• [What the exercise asks]:
Leaving nothing out, print each line of the material exactly.

• [Data extracts]:
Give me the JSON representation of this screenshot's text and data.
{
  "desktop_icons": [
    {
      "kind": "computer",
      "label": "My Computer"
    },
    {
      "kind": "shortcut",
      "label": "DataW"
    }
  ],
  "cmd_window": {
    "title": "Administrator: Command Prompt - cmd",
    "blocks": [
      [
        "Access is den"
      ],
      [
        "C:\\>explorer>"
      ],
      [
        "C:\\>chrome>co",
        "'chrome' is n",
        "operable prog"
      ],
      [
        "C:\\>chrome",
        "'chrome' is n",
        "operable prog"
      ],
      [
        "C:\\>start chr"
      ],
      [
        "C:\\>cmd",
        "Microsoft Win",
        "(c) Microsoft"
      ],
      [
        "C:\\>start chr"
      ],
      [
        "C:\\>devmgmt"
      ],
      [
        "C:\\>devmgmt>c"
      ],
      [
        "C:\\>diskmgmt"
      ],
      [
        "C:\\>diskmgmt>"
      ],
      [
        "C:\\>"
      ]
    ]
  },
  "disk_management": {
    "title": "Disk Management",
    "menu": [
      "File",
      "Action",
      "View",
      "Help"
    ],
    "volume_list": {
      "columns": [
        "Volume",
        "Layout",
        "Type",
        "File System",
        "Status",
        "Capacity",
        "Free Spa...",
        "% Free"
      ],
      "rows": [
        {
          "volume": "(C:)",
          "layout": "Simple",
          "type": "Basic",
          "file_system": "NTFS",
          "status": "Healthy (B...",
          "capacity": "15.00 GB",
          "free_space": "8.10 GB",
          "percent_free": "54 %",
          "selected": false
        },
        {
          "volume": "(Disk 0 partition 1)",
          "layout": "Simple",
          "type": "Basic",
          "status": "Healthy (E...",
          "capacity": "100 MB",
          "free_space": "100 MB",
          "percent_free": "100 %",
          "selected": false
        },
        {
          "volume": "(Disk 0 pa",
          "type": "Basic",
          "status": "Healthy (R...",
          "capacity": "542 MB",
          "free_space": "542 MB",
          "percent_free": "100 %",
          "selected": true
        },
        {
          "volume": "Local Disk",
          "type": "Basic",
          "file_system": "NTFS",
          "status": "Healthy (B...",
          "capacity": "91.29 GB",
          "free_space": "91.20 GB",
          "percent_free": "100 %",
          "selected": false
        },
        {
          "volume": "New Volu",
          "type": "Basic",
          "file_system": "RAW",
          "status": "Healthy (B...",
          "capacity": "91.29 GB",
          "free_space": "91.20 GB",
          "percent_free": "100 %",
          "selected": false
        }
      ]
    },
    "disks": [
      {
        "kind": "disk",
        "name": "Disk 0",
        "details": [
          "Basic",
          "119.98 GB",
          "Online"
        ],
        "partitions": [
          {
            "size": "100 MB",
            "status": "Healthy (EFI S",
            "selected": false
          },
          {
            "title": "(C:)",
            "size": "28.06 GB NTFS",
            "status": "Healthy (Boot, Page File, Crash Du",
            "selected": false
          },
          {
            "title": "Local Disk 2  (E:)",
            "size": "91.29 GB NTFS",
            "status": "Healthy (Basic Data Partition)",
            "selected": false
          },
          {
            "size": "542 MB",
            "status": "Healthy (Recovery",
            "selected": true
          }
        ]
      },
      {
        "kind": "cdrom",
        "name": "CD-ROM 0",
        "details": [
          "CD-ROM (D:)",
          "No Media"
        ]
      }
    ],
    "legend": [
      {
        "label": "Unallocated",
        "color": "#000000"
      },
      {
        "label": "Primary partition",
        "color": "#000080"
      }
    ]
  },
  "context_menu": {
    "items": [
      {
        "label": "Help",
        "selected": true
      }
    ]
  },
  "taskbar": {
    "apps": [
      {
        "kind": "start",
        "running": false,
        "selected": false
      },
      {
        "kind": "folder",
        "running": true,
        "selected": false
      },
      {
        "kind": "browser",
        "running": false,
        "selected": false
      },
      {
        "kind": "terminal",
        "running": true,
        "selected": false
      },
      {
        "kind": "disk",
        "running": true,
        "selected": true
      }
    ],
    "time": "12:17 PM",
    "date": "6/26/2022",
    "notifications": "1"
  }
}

• [Task output]:
Give me the JSON representation of this screenshot's text and data.
{
  "desktop_icons": [
    {
      "kind": "computer",
      "label": "My Computer"
    },
    {
      "kind": "shortcut",
      "label": "DataW"
    }
  ],
  "cmd_window": {
    "title": "Administrator: Command Prompt - cmd",
    "blocks": [
      [
        "Access is den"
      ],
      [
        "C:\\>explorer>"
      ],
      [
        "C:\\>chrome>co",
        "'chrome' is n",
        "operable prog"
      ],
      [
        "C:\\>chrome",
        "'chrome' is n",
        "operable prog"
      ],
      [
        "C:\\>start chr"
      ],
      [
        "C:\\>cmd",
        "Microsoft Win",
        "(c) Microsoft"
      ],
      [
        "C:\\>start chr"
      ],
      [
        "C:\\>devmgmt"
      ],
      [
        "C:\\>devmgmt>c"
      ],
      [
        "C:\\>diskmgmt"
      ],
      [
        "C:\\>diskmgmt>"
      ],
      [
        "C:\\>"
      ]
    ]
  },
  "disk_management": {
    "title": "Disk Management",
    "menu": [
      "File",
      "Action",
      "View",
      "Help"
    ],
    "volume_list": {
      "columns": [
        "Volume",
        "Layout",
        "Type",
        "File System",
        "Status",
        "Capacity",
        "Free Spa...",
        "% Free"
      ],
      "rows": [
        {
          "volume": "(C:)",
          "layout": "Simple",
          "type": "Basic",
          "file_system": "NTFS",
          "status": "Healthy (B...",
          "capacity": "15.00 GB",
          "free_space": "8.10 GB",
          "percent_free": "54 %",
          "selected": false
        },
        {
          "volume": "(Disk 0 partition 1)",
          "layout": "Simple",
          "type": "Basic",
          "status": "Healthy (E...",
          "capacity": "100 MB",
          "free_space": "100 MB",
          "percent_free": "100 %",
          "selected": false
        },
        {
          "volume": "(Disk 0 pa",
          "type": "Basic",
          "status": "Healthy (R...",
          "capacity": "542 MB",
          "free_space": "542 MB",
          "percent_free": "100 %",
          "selected": true
        },
        {
          "volume": "Local Disk",
          "type": "Basic",
          "file_system": "NTFS",
          "status": "Healthy (B...",
          "capacity": "91.29 GB",
          "free_space": "91.20 GB",
          "percent_free": "100 %",
          "selected": false
        },
        {
          "volume": "New Volu",
          "type": "Basic",
          "file_system": "RAW",
          "status": "Healthy (B...",
          "capacity": "91.29 GB",
          "free_space": "91.20 GB",
          "percent_free": "100 %",
          "selected": false
        }
      ]
    },
    "disks": [
      {
        "kind": "disk",
        "name": "Disk 0",
        "details": [
          "Basic",
          "119.98 GB",
          "Online"
        ],
        "partitions": [
          {
            "size": "100 MB",
            "status": "Healthy (EFI S",
            "selected": false
          },
          {
            "title": "(C:)",
            "size": "28.06 GB NTFS",
            "status": "Healthy (Boot, Page File, Crash Du",
            "selected": false
          },
          {
            "title": "Local Disk 2  (E:)",
            "size": "91.29 GB NTFS",
            "status": "Healthy (Basic Data Partition)",
            "selected": false
          },
          {
            "size": "542 MB",
            "status": "Healthy (Recovery",
            "selected": true
          }
        ]
      },
      {
        "kind": "cdrom",
        "name": "CD-ROM 0",
        "details": [
          "CD-ROM (D:)",
          "No Media"
        ]
      }
    ],
    "legend": [
      {
        "label": "Unallocated",
        "color": "#000000"
      },
      {
        "label": "Primary partition",
        "color": "#000080"
      }
    ]
  },
  "context_menu": {
    "items": [
      {
        "label": "Help",
        "selected": true
      }
    ]
  },
  "taskbar": {
    "apps": [
      {
        "kind": "start",
        "running": false,
        "selected": false
      },
      {
        "kind": "folder",
        "running": true,
        "selected": false
      },
      {
        "kind": "browser",
        "running": false,
        "selected": false
      },
      {
        "kind": "terminal",
        "running": true,
        "selected": false
      },
      {
        "kind": "disk",
        "running": true,
        "selected": true
      }
    ],
    "time": "12:17 PM",
    "date": "6/26/2022",
    "notifications": "1"
  }
}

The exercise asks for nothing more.